3. Undertale (Toby Fox, 2015)

A game very much inspired by Earthbound (my favorite game of all time), so naturally I had to check it out.  And like that game, it's also brimming with a sincerity and charm that few other games can match.  Of course, it's also not without its fresh elements - a combat system that works a bit like a bullet-dodging shmup at some times and a platformer or rhythm game at others, and multiple paths through the story depending on one's choices throughout, letting the player "defeat" enemies nonviolently or through the traditional RPG method of smashing them to pieces with a blunt instrument.  This, plus simple but charming graphics, great music and some amazingly well-written characters and heartfelt, yet hilarious dialog, make it a very captivating experience.  Not to mention that the things you do in previous playthroughs will change things up for later ones, so it has plenty of replay value on top.

2. Zero Escape: The Nonary Games (2017)

Easily my favorite visual novel franchise of resent years, Zero Escape at first seems to be something akin to a horror movie - nine people trapped in a life-or-death scenario and desperately trying to make their way out before it's too late.  However, it soon gives way to something much deeper, quickly working in elements of urban legends and some surprisingly cerebral science fiction and philosophical themes, and while it does get extremely convoluted, it's nonetheless a journey that remains thrilling every step of the way.  As ever, I can't say too much without giving things away, so I'll just say that you should play it - you won't be let down by what you find.

1. Fallout: New Vegas (Obsidian Entertainment, 2010)

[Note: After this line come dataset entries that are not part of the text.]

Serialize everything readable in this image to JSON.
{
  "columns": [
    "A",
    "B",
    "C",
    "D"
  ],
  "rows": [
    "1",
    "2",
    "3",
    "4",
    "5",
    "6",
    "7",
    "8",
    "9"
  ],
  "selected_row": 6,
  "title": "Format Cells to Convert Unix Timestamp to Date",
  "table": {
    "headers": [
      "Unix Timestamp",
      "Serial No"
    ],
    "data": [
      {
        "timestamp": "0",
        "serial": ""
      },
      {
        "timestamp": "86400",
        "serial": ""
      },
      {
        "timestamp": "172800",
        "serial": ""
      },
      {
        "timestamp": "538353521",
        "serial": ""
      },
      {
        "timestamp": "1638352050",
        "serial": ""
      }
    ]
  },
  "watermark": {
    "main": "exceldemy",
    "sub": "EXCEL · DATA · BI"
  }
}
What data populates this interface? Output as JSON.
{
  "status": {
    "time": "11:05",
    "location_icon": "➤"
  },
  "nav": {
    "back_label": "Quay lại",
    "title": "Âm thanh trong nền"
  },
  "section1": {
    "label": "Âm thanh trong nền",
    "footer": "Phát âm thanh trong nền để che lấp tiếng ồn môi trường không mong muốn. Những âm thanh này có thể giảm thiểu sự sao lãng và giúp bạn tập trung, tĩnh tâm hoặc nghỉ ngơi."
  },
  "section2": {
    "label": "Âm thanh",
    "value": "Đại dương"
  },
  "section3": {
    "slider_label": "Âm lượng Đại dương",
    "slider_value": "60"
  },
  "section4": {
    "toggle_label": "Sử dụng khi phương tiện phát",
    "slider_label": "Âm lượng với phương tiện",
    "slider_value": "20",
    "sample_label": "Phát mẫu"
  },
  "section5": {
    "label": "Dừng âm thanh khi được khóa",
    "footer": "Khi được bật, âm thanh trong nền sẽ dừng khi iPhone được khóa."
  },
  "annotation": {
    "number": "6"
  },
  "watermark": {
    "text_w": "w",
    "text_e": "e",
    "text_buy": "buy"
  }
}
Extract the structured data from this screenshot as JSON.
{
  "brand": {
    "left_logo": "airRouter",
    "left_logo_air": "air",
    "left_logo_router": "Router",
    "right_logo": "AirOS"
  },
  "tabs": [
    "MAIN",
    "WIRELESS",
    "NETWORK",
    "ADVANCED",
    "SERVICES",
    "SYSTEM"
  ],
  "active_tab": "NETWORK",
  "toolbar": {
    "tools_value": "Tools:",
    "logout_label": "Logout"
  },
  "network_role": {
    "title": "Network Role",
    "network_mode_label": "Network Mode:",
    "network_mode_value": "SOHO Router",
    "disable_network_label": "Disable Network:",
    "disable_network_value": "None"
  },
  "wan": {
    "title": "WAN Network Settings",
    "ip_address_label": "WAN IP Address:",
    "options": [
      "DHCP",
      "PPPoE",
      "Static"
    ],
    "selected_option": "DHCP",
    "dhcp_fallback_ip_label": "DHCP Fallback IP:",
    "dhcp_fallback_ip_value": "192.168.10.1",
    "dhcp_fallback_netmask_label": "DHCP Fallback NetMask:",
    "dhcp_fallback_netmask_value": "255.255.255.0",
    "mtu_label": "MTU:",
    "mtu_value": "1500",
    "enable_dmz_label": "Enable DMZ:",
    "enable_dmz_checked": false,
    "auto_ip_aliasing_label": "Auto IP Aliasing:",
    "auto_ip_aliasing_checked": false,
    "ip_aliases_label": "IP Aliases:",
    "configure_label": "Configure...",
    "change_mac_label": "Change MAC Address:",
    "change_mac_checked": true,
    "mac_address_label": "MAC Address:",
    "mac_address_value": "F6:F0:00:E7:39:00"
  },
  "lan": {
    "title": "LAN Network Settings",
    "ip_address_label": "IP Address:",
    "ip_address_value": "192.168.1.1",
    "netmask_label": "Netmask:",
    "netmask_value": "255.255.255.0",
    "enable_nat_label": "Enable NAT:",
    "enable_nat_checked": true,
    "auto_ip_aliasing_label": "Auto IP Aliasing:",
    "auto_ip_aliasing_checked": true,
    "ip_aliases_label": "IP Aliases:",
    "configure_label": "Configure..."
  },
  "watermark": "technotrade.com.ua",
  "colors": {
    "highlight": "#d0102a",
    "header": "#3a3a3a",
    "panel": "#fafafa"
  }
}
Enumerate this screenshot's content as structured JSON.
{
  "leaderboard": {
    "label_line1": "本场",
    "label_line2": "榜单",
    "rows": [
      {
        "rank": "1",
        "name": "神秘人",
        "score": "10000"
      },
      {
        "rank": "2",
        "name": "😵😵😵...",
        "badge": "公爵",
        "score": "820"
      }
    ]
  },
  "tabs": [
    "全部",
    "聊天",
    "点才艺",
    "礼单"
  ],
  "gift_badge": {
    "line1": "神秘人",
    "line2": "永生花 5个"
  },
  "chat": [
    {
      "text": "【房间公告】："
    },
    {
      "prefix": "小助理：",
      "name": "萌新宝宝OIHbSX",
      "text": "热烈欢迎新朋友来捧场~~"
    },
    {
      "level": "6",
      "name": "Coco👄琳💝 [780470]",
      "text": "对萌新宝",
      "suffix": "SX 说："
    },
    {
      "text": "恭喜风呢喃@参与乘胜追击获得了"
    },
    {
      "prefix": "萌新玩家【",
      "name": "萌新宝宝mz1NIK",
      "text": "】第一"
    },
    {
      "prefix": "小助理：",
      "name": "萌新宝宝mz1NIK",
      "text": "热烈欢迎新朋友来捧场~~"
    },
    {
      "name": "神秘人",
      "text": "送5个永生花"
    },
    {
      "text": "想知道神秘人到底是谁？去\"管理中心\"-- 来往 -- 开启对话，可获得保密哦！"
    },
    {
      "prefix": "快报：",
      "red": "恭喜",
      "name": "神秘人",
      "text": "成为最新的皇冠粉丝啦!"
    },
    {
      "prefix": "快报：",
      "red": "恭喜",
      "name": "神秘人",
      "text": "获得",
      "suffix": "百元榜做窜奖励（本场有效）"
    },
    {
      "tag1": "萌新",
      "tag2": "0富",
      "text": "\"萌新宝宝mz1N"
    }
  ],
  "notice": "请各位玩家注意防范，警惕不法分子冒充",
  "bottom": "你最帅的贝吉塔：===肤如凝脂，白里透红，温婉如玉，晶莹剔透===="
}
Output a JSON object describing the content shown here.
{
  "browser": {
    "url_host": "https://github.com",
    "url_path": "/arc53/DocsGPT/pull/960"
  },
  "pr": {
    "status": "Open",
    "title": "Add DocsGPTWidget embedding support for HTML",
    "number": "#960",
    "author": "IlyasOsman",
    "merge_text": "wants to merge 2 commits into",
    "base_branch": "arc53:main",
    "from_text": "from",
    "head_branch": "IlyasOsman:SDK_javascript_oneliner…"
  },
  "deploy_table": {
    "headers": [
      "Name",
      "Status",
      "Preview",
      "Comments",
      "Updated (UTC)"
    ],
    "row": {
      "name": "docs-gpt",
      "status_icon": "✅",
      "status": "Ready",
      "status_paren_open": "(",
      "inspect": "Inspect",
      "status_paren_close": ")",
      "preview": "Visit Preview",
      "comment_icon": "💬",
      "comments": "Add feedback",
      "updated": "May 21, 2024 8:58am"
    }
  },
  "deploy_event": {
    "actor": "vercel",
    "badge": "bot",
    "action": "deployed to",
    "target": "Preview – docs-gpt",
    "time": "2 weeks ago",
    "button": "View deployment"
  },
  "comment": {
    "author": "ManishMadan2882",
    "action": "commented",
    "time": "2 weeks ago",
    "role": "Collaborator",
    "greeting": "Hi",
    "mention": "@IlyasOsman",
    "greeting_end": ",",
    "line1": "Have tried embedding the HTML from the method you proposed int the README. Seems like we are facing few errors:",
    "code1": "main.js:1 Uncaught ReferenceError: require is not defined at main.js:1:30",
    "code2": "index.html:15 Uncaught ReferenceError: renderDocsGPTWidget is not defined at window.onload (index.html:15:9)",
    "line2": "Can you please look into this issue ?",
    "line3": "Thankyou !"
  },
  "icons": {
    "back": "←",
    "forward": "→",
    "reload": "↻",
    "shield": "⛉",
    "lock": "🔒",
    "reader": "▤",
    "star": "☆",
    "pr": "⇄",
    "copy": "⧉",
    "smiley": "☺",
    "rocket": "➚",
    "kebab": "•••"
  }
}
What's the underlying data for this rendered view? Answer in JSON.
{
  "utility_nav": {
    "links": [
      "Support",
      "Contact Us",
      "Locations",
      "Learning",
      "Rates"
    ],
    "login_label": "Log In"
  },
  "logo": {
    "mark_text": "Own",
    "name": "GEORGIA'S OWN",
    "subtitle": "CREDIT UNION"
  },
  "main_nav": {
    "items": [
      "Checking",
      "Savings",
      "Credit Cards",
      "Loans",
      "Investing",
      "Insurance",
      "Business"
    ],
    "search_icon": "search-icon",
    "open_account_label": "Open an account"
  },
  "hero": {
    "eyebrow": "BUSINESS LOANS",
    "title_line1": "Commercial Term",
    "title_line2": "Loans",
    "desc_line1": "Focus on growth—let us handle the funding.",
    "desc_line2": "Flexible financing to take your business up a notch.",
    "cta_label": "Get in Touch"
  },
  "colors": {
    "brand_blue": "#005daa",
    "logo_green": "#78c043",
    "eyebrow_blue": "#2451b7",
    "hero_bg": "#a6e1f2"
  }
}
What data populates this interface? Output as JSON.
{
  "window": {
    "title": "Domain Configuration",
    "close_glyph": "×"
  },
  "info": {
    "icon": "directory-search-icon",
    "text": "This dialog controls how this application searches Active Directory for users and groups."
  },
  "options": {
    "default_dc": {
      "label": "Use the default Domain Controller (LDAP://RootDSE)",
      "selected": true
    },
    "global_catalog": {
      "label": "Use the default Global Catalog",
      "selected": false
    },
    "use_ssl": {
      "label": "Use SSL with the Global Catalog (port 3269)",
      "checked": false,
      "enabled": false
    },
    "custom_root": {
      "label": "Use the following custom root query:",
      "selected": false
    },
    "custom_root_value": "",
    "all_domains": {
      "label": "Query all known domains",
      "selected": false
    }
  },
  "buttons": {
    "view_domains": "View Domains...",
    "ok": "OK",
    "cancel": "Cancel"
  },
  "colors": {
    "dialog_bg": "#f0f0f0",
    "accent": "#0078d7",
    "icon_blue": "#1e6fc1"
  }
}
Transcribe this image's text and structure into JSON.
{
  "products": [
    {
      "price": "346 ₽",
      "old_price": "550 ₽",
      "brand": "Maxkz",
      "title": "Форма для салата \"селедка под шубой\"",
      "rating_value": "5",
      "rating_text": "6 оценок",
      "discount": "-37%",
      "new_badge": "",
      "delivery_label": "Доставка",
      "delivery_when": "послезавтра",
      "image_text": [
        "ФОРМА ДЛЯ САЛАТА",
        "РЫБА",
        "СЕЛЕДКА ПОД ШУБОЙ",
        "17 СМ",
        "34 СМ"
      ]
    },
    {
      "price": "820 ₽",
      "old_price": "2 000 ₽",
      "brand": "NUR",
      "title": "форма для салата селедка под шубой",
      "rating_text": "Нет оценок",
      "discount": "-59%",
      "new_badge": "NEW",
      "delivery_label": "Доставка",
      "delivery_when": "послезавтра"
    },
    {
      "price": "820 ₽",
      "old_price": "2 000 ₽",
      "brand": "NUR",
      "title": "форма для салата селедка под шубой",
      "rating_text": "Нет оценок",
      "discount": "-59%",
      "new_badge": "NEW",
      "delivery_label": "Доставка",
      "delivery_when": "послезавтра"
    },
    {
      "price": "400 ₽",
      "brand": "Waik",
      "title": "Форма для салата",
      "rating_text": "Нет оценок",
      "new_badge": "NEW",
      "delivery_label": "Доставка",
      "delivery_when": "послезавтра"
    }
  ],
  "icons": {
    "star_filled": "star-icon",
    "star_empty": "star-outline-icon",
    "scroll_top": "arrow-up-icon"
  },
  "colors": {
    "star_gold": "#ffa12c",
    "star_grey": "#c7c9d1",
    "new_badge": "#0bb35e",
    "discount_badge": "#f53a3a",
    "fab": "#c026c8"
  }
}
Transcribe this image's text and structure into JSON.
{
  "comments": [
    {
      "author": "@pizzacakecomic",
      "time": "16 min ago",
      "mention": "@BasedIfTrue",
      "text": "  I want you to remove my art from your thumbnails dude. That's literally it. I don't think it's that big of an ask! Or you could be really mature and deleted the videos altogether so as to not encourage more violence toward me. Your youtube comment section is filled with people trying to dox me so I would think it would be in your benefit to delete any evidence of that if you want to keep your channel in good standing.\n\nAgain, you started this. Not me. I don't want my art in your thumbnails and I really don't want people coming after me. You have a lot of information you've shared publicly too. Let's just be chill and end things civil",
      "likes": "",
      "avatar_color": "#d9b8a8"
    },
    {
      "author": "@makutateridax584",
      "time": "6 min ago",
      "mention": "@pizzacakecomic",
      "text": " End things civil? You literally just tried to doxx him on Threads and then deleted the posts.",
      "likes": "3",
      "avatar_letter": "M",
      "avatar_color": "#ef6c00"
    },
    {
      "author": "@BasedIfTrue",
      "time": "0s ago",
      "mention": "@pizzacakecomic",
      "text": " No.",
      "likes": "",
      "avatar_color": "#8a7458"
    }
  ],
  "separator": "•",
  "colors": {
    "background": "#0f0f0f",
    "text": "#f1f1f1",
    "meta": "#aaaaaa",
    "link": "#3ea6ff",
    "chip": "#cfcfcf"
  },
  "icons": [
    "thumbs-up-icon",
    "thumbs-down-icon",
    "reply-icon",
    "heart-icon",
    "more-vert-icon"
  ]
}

Like most long-time Fallout fans, I had mixed feelings about the franchise being bought out by Bethesda, as well as their insistence on scrapping everything that had been done with Black Isle's Fallout 3 and starting from scratch to tell their own story.  I think they made a good attempt at capturing the mood of Fallout with 3, but it just didn't feel quite as deep and solidly-crafted as the two PC classics that came before.  But when New Vegas was announced as a game that would bring the original dev team back to the franchise, I was naturally very excited to see what they would have to offer.  Thankfully, they did an incredible job bringing the series back to its roots with a vast and complex web of factions, dozens of locations to explore, hundreds of quests to complete and characters to interact with, as well as some of the most inspired DLC missions I've ever seen in any game (particularly Old World Blues, which is incredibly surreal and downright hilarious).  It is hampered somewhat by the dated Gamebryo engine and still very buggy even after numerous patches, but none of that can change the fact that it's a fantastic RPG and, in my book, one of the finest examples of the genre ever created.